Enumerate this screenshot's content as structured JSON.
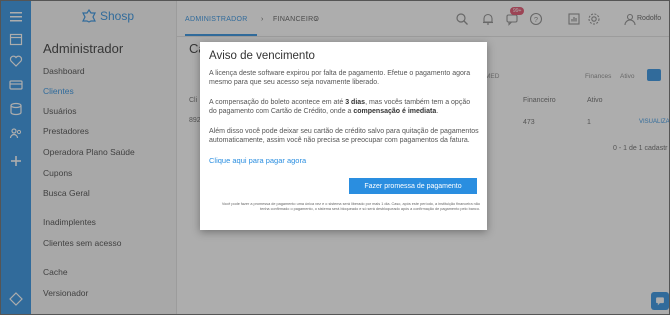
{
  "brand": {
    "name": "Shosp"
  },
  "menu": {
    "title": "Administrador",
    "items": [
      {
        "label": "Dashboard"
      },
      {
        "label": "Clientes"
      },
      {
        "label": "Usuários"
      },
      {
        "label": "Prestadores"
      },
      {
        "label": "Operadora Plano Saúde"
      },
      {
        "label": "Cupons"
      },
      {
        "label": "Busca Geral"
      },
      {
        "label": "Inadimplentes"
      },
      {
        "label": "Clientes sem acesso"
      },
      {
        "label": "Cache"
      },
      {
        "label": "Versionador"
      }
    ],
    "active_item": "Clientes"
  },
  "topbar": {
    "breadcrumbs": [
      "ADMINISTRADOR",
      "FINANCEIRO"
    ],
    "notification_badge": "99+",
    "user_name": "Rodolfo"
  },
  "main": {
    "page_title": "Ca",
    "filter_tabs": [
      "MED",
      "Finances",
      "Ativo"
    ],
    "columns": [
      "Cli",
      "Financeiro",
      "Ativo"
    ],
    "row": {
      "id": "892",
      "financeiro": "473",
      "ativo": "1",
      "action": "VISUALIZA"
    },
    "pagination": "0 - 1 de 1 cadastr"
  },
  "modal": {
    "title": "Aviso de vencimento",
    "p1": "A licença deste software expirou por falta de pagamento. Efetue o pagamento agora mesmo para que seu acesso seja novamente liberado.",
    "p2_a": "A compensação do boleto acontece em até ",
    "p2_b": "3 dias",
    "p2_c": ", mas vocês também tem a opção do pagamento com Cartão de Crédito, onde a ",
    "p2_d": "compensação é imediata",
    "p2_e": ".",
    "p3": "Além disso você pode deixar seu cartão de crédito salvo para quitação de pagamentos automaticamente, assim você não precisa se preocupar com pagamentos da fatura.",
    "link": "Clique aqui para pagar agora",
    "button": "Fazer promessa de pagamento",
    "footnote": "Você pode fazer a promessa de pagamento uma única vez e o sistema será liberado por mais 1 dia. Caso, após este período, a instituição financeira não tenha confirmado o pagamento, o sistema será bloqueado e só será desbloqueado após a confirmação de pagamento pelo banco."
  },
  "colors": {
    "accent": "#2a8ee0",
    "badge": "#e24b68"
  }
}
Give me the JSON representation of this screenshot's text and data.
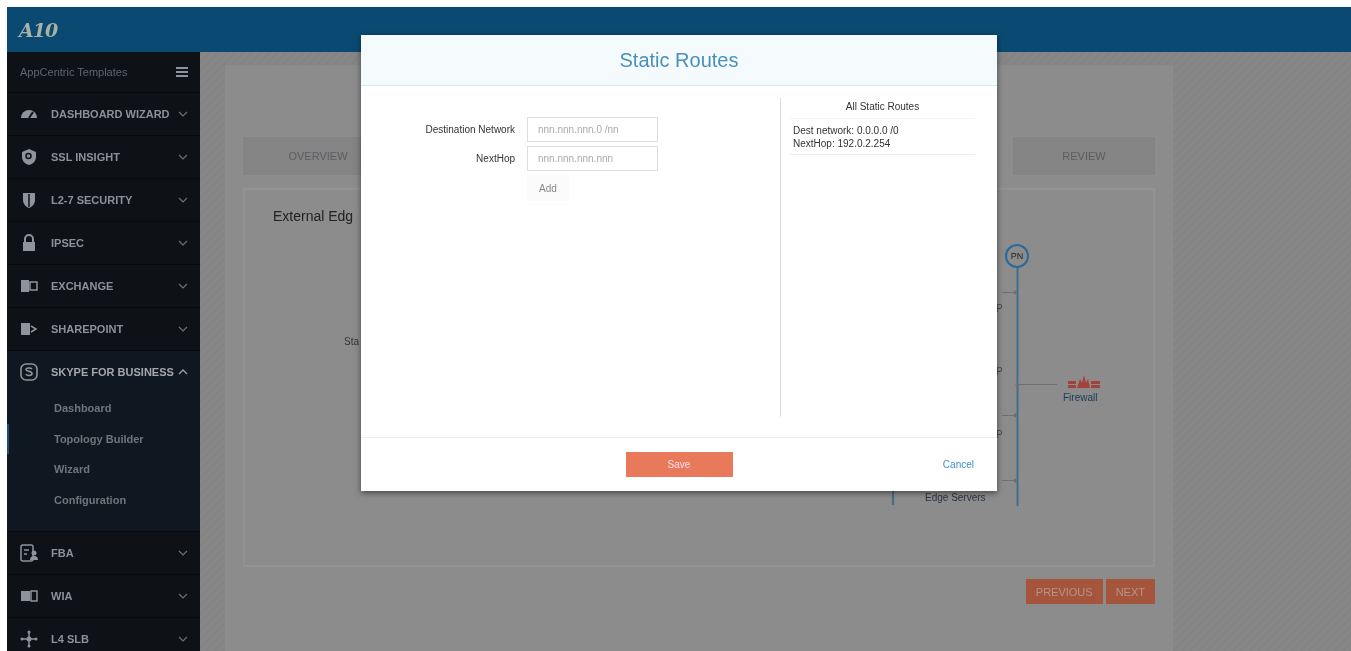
{
  "header": {
    "logo": "A10"
  },
  "sidebar": {
    "title": "AppCentric Templates",
    "items": [
      {
        "label": "DASHBOARD WIZARD",
        "expanded": false
      },
      {
        "label": "SSL INSIGHT",
        "expanded": false
      },
      {
        "label": "L2-7 SECURITY",
        "expanded": false
      },
      {
        "label": "IPSEC",
        "expanded": false
      },
      {
        "label": "EXCHANGE",
        "expanded": false
      },
      {
        "label": "SHAREPOINT",
        "expanded": false
      },
      {
        "label": "SKYPE FOR BUSINESS",
        "expanded": true,
        "children": [
          {
            "label": "Dashboard",
            "selected": false
          },
          {
            "label": "Topology Builder",
            "selected": true
          },
          {
            "label": "Wizard",
            "selected": false
          },
          {
            "label": "Configuration",
            "selected": false
          }
        ]
      },
      {
        "label": "FBA",
        "expanded": false
      },
      {
        "label": "WIA",
        "expanded": false
      },
      {
        "label": "L4 SLB",
        "expanded": false
      }
    ]
  },
  "wizard": {
    "tabs": [
      {
        "label": "OVERVIEW"
      },
      {
        "label": "REVIEW"
      }
    ],
    "panel_title": "External Edg",
    "diagram": {
      "side_label": "Sta",
      "node": "PN",
      "tap_labels": [
        "P",
        "P",
        "P"
      ],
      "firewall": "Firewall",
      "servers": "Edge Servers"
    },
    "buttons": [
      "PREVIOUS",
      "NEXT"
    ]
  },
  "modal": {
    "title": "Static Routes",
    "fields": [
      {
        "label": "Destination Network",
        "placeholder": "nnn.nnn.nnn.0 /nn"
      },
      {
        "label": "NextHop",
        "placeholder": "nnn.nnn.nnn.nnn"
      }
    ],
    "add_button": "Add",
    "routes_title": "All Static Routes",
    "routes": [
      {
        "dest": "Dest network: 0.0.0.0 /0",
        "nexthop": "NextHop: 192.0.2.254"
      }
    ],
    "save_button": "Save",
    "cancel_link": "Cancel"
  }
}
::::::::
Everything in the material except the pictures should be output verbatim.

**ANSWER AREA:**
Enumerate this screenshot's content as structured JSON.
{
  "brand": {
    "name": "Shosp"
  },
  "menu": {
    "title": "Administrador",
    "items": [
      {
        "label": "Dashboard"
      },
      {
        "label": "Clientes"
      },
      {
        "label": "Usuários"
      },
      {
        "label": "Prestadores"
      },
      {
        "label": "Operadora Plano Saúde"
      },
      {
        "label": "Cupons"
      },
      {
        "label": "Busca Geral"
      },
      {
        "label": "Inadimplentes"
      },
      {
        "label": "Clientes sem acesso"
      },
      {
        "label": "Cache"
      },
      {
        "label": "Versionador"
      }
    ],
    "active_item": "Clientes"
  },
  "topbar": {
    "breadcrumbs": [
      "ADMINISTRADOR",
      "FINANCEIRO"
    ],
    "notification_badge": "99+",
    "user_name": "Rodolfo"
  },
  "main": {
    "page_title": "Ca",
    "filter_tabs": [
      "MED",
      "Finances",
      "Ativo"
    ],
    "columns": [
      "Cli",
      "Financeiro",
      "Ativo"
    ],
    "row": {
      "id": "892",
      "financeiro": "473",
      "ativo": "1",
      "action": "VISUALIZA"
    },
    "pagination": "0 - 1 de 1 cadastr"
  },
  "modal": {
    "title": "Aviso de vencimento",
    "p1": "A licença deste software expirou por falta de pagamento. Efetue o pagamento agora mesmo para que seu acesso seja novamente liberado.",
    "p2_a": "A compensação do boleto acontece em até ",
    "p2_b": "3 dias",
    "p2_c": ", mas vocês também tem a opção do pagamento com Cartão de Crédito, onde a ",
    "p2_d": "compensação é imediata",
    "p2_e": ".",
    "p3": "Além disso você pode deixar seu cartão de crédito salvo para quitação de pagamentos automaticamente, assim você não precisa se preocupar com pagamentos da fatura.",
    "link": "Clique aqui para pagar agora",
    "button": "Fazer promessa de pagamento",
    "footnote": "Você pode fazer a promessa de pagamento uma única vez e o sistema será liberado por mais 1 dia. Caso, após este período, a instituição financeira não tenha confirmado o pagamento, o sistema será bloqueado e só será desbloqueado após a confirmação de pagamento pelo banco."
  },
  "colors": {
    "accent": "#2a8ee0",
    "badge": "#e24b68"
  }
}
Give me the JSON representation of this screenshot's text and data.
{
  "header": {
    "logo": "A10"
  },
  "sidebar": {
    "title": "AppCentric Templates",
    "items": [
      {
        "label": "DASHBOARD WIZARD",
        "expanded": false
      },
      {
        "label": "SSL INSIGHT",
        "expanded": false
      },
      {
        "label": "L2-7 SECURITY",
        "expanded": false
      },
      {
        "label": "IPSEC",
        "expanded": false
      },
      {
        "label": "EXCHANGE",
        "expanded": false
      },
      {
        "label": "SHAREPOINT",
        "expanded": false
      },
      {
        "label": "SKYPE FOR BUSINESS",
        "expanded": true,
        "children": [
          {
            "label": "Dashboard",
            "selected": false
          },
          {
            "label": "Topology Builder",
            "selected": true
          },
          {
            "label": "Wizard",
            "selected": false
          },
          {
            "label": "Configuration",
            "selected": false
          }
        ]
      },
      {
        "label": "FBA",
        "expanded": false
      },
      {
        "label": "WIA",
        "expanded": false
      },
      {
        "label": "L4 SLB",
        "expanded": false
      }
    ]
  },
  "wizard": {
    "tabs": [
      {
        "label": "OVERVIEW"
      },
      {
        "label": "REVIEW"
      }
    ],
    "panel_title": "External Edg",
    "diagram": {
      "side_label": "Sta",
      "node": "PN",
      "tap_labels": [
        "P",
        "P",
        "P"
      ],
      "firewall": "Firewall",
      "servers": "Edge Servers"
    },
    "buttons": [
      "PREVIOUS",
      "NEXT"
    ]
  },
  "modal": {
    "title": "Static Routes",
    "fields": [
      {
        "label": "Destination Network",
        "placeholder": "nnn.nnn.nnn.0 /nn"
      },
      {
        "label": "NextHop",
        "placeholder": "nnn.nnn.nnn.nnn"
      }
    ],
    "add_button": "Add",
    "routes_title": "All Static Routes",
    "routes": [
      {
        "dest": "Dest network: 0.0.0.0 /0",
        "nexthop": "NextHop: 192.0.2.254"
      }
    ],
    "save_button": "Save",
    "cancel_link": "Cancel"
  }
}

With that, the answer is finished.